I started writing this ramble before I left for the Divine Liturgy, and I finished the last few paragraphs now that I’m back. I went to that temple of which I am a member. The weather turned rainy, and I could feel myself getting a bit of a chill and my breathing was labored. ‘It’s been a busy week,’ I thought to myself after partaking of the Holy Mysteries and offering thanks afterwards in the narthex, ‘I think I’ll go home and not wait for the procession.’ Even though it’s Lent, I know when I can cut myself some slack, exercise ‘ikonomía’ as it were, to preserve my health, or for any good reason. ‘The Son of Man is master, even of the Sabbath,’ says Christ, who grants to His followers the rights of natural born citizens in His Kingdom.

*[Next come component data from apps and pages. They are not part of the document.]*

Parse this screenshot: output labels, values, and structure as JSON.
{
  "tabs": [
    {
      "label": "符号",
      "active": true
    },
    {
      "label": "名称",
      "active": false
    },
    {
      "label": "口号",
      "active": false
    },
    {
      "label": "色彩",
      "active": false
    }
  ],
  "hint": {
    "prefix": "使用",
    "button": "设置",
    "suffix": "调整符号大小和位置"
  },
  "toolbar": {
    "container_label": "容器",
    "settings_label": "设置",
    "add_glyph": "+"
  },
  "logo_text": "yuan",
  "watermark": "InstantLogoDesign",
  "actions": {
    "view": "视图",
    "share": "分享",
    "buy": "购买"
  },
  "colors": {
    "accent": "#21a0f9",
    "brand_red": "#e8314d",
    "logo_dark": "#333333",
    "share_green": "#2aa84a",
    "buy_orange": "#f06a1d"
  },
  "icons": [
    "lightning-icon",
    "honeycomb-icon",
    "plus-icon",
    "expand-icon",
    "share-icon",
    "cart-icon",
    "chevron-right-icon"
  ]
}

The Sunday of Orthodoxy, today, and other brothers celebrating the Lord’s entrance in Jerusalem riding on a donkey, on the foal of a donkey. The liturgy of Saint Basil, that perfect gem of ancient liturgical worship, ours to treasure on the road to Pascha, every Sunday till then. All over the world, and even in my neighborhood, ikon-bearers will be, or are, or have already been out in procession carrying their ikons in what must look like a very strange parade to the unsaved or the merely uninterested. ‘It’s those Greeks again!’ I overheard one year from the mouth of a stranger, walking with his friend through the ranks of us pious ikonodules as we circumambulated the temple, city police having blocked the streets to prevent car traffic, but not passers-by or passers-through on foot.
And I ponder, and ask myself, what are we here for, and what are we going to do with these ikons?